(PROBLEM DESCRIPTION): Which lines of the entries below include "time"? List them all.

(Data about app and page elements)

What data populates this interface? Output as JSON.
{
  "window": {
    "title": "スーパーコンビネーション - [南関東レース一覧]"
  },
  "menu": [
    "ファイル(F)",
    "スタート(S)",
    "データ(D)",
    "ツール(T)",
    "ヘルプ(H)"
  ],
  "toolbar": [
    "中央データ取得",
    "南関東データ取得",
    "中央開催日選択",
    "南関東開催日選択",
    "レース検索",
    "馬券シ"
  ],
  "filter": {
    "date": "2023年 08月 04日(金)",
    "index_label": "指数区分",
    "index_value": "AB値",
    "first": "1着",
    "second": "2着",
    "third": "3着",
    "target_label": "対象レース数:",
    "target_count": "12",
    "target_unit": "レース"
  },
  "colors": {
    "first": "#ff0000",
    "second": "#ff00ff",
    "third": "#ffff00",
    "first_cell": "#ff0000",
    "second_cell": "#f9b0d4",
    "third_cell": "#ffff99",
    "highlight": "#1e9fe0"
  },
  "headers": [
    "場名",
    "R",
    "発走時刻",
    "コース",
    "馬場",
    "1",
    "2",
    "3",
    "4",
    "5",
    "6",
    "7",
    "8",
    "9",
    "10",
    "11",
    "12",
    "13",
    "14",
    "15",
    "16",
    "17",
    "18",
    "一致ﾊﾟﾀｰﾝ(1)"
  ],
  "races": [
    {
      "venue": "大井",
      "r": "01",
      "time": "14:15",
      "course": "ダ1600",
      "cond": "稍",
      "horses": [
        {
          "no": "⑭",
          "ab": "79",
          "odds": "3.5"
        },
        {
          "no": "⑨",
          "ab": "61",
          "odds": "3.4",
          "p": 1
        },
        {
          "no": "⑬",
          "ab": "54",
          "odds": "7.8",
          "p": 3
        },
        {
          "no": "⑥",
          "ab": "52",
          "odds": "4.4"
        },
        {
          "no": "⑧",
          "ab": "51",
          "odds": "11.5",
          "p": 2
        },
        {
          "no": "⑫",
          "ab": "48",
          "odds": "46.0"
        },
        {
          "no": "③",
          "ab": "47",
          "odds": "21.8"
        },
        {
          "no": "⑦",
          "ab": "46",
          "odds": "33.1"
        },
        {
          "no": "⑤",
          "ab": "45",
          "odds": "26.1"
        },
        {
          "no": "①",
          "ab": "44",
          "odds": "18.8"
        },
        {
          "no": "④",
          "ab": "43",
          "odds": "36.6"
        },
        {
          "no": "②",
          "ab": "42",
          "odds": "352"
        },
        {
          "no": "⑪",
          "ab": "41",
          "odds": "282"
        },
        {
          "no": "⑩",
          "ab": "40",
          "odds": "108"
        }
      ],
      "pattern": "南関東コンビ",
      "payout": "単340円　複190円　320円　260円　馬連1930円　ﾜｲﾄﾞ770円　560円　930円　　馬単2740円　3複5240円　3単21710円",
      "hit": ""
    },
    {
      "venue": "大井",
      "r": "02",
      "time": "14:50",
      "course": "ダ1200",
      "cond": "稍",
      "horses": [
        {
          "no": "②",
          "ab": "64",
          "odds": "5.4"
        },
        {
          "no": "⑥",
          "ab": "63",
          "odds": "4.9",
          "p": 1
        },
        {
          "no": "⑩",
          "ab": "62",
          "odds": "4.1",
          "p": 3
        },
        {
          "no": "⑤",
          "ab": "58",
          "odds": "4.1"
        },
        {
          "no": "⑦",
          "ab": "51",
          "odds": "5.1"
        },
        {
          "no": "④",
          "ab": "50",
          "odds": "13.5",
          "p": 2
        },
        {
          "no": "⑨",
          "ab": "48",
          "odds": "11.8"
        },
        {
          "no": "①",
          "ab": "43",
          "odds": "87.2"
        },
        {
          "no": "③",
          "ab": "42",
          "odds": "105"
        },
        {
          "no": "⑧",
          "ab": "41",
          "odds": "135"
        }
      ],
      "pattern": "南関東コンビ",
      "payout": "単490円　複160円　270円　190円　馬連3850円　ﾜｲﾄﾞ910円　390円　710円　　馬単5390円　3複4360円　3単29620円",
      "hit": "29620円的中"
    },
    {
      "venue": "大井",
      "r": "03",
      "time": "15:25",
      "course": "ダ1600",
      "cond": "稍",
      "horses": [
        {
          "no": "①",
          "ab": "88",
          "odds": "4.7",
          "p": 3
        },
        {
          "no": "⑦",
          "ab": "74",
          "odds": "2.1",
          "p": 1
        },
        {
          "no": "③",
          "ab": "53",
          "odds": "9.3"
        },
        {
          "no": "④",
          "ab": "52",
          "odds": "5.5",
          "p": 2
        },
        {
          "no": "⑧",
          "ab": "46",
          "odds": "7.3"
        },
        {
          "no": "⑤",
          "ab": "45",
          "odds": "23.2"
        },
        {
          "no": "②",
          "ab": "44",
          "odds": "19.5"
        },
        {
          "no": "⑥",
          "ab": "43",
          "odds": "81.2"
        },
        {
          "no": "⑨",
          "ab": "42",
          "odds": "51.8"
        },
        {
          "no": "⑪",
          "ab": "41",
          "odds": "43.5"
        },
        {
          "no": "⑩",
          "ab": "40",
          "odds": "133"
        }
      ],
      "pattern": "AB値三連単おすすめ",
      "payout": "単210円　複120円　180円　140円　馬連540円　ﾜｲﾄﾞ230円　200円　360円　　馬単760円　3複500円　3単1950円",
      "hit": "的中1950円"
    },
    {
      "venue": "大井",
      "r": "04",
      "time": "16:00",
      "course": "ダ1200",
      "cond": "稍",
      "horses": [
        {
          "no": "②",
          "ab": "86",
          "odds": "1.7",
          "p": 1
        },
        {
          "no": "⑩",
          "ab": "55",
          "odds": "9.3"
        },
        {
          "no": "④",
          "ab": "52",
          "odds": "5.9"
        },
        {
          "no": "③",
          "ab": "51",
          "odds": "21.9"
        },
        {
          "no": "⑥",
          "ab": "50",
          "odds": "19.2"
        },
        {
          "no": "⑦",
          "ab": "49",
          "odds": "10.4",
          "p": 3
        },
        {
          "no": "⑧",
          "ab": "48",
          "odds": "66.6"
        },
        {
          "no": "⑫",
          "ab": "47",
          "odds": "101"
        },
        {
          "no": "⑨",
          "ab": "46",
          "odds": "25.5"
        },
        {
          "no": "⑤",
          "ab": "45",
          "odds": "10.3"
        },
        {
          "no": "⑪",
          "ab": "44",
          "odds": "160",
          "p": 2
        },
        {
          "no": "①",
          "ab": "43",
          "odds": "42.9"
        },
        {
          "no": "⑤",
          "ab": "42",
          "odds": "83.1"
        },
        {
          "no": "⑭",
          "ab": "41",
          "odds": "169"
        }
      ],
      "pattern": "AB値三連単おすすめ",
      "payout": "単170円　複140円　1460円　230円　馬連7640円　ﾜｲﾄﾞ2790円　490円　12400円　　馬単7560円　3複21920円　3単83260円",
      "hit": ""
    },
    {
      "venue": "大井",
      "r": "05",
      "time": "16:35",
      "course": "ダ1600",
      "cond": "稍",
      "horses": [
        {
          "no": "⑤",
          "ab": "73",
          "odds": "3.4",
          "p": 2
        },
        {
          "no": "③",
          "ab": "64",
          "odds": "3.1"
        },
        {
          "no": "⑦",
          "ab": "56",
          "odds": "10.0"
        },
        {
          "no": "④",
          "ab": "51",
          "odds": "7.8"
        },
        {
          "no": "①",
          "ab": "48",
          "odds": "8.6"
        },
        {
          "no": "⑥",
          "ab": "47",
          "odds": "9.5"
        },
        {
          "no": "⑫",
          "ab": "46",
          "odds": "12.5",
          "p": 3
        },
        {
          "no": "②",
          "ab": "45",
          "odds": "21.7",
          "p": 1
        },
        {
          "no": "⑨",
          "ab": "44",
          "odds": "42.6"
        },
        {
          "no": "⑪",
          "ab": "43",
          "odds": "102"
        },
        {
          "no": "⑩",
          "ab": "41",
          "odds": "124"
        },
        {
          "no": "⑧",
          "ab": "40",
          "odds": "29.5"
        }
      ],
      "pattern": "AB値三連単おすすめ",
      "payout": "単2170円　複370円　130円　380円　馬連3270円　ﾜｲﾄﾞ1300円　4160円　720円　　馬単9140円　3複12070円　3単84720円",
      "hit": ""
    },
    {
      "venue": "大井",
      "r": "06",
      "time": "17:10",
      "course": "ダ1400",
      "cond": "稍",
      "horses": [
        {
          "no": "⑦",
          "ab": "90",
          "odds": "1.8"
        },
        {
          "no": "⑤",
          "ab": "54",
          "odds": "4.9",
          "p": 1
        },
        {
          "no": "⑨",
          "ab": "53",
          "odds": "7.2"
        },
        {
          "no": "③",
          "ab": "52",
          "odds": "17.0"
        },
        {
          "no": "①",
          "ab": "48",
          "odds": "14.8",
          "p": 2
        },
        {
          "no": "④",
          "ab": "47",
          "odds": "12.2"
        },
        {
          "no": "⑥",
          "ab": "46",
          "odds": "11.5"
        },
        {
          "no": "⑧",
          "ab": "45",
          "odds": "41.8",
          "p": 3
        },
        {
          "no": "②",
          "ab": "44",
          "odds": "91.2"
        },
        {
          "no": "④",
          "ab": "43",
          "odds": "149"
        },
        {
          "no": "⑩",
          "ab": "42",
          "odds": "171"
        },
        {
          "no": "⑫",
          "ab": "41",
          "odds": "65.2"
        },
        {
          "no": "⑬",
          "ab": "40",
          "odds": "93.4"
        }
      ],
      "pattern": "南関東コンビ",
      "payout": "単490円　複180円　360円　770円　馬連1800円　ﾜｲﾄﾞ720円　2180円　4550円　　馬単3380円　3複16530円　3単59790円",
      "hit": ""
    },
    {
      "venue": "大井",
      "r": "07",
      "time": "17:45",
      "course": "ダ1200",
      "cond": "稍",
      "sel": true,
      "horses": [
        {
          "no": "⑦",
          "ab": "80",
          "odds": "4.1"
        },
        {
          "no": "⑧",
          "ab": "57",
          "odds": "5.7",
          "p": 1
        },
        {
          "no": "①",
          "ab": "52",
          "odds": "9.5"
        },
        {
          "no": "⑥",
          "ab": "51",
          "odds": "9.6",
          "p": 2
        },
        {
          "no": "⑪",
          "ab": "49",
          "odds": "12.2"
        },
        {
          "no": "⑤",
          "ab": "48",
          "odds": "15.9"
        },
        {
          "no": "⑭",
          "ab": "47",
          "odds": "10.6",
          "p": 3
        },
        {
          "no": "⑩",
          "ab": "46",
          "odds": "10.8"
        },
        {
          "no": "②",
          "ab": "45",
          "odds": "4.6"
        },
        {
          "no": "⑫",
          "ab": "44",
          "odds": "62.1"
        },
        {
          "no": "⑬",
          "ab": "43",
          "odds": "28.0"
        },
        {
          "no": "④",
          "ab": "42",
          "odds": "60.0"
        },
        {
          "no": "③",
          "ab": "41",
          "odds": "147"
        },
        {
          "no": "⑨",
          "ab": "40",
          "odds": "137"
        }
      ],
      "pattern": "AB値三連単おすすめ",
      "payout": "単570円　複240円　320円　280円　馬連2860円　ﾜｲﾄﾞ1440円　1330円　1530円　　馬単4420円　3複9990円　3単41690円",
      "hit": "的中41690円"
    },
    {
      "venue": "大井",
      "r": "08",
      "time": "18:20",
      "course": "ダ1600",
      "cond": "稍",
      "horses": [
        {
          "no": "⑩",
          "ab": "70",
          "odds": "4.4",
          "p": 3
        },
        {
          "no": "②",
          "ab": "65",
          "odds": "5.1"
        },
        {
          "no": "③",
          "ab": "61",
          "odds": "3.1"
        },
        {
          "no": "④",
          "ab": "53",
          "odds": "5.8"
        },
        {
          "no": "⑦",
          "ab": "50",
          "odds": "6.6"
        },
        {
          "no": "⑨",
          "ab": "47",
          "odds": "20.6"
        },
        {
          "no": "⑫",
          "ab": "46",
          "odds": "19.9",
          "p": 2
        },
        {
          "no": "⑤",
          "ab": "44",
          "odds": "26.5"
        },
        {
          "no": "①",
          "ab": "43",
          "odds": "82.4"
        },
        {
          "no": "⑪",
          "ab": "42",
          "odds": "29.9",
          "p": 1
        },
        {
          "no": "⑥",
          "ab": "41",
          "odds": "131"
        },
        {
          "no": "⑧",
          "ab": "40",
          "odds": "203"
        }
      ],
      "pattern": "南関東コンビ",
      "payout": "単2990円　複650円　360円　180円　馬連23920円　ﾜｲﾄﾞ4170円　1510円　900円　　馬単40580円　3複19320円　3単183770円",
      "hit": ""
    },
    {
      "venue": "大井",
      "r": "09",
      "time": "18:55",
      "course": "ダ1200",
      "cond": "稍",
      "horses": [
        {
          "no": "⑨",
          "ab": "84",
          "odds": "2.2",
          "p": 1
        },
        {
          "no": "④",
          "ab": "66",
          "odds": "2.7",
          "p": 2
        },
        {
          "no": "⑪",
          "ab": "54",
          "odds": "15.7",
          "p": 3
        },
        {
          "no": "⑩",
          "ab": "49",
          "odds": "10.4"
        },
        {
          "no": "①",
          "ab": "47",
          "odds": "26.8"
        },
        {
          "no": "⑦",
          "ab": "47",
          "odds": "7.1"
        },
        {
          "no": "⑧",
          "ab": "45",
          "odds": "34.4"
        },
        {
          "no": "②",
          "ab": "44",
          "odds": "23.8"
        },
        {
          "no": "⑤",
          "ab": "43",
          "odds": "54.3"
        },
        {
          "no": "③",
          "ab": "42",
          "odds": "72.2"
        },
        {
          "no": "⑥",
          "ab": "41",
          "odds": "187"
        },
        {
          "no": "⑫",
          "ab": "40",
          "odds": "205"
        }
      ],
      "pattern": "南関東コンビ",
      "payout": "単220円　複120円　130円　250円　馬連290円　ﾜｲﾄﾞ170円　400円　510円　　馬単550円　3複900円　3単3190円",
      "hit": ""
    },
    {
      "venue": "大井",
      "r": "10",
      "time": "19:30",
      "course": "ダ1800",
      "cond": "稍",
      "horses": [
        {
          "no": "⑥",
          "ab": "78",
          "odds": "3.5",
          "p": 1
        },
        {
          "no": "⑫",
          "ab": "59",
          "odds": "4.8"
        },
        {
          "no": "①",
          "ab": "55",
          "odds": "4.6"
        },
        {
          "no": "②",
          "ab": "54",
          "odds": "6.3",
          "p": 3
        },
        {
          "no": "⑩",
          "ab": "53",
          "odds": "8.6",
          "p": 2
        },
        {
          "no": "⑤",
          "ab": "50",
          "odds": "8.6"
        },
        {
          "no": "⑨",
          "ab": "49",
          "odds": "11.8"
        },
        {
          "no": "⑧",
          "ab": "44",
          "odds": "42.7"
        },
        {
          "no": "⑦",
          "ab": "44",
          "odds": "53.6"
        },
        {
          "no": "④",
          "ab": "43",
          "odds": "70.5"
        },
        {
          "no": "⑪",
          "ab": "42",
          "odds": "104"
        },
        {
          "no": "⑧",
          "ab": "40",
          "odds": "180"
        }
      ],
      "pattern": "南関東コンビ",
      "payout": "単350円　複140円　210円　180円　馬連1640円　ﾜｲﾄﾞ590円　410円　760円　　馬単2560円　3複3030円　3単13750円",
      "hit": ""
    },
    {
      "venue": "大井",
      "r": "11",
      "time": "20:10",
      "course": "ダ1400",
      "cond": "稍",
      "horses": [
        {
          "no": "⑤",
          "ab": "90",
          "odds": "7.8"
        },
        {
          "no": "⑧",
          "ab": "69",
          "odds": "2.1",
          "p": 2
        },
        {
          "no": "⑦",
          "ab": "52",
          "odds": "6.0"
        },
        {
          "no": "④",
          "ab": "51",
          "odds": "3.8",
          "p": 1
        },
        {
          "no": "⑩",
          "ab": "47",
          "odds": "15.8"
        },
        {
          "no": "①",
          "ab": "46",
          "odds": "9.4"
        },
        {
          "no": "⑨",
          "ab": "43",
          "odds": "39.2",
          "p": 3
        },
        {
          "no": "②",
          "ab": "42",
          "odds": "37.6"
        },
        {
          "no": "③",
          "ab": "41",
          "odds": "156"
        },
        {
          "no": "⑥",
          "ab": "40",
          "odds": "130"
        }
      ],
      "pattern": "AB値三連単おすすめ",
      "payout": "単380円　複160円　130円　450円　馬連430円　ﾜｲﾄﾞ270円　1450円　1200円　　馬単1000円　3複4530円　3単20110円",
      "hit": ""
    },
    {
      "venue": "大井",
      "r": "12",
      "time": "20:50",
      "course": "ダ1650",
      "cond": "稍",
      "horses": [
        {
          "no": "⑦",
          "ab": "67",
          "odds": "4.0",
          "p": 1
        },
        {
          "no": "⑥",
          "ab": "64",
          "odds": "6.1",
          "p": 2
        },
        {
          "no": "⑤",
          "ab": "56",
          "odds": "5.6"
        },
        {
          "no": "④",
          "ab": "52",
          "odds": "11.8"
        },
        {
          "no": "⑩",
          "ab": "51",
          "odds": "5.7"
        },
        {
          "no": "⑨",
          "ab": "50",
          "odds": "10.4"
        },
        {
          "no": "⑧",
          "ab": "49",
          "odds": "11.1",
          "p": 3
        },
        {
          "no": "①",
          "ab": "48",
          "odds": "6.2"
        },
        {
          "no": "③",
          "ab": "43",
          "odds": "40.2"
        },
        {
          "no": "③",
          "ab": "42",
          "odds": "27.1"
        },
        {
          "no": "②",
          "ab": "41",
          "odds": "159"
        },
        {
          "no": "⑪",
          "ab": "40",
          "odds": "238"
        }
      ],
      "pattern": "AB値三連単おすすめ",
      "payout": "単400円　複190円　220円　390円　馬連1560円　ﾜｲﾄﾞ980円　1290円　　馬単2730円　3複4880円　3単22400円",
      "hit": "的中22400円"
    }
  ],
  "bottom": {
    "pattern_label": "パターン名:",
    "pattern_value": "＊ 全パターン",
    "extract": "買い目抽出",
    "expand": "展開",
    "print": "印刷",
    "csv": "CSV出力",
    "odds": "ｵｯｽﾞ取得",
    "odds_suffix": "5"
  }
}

(SOLUTION FOR THIS TASK):
      "time": "14:15",
      "time": "14:50",
      "time": "15:25",
      "time": "16:00",
      "time": "16:35",
      "time": "17:10",
      "time": "17:45",
      "time": "18:20",
      "time": "18:55",
      "time": "19:30",
      "time": "20:10",
      "time": "20:50",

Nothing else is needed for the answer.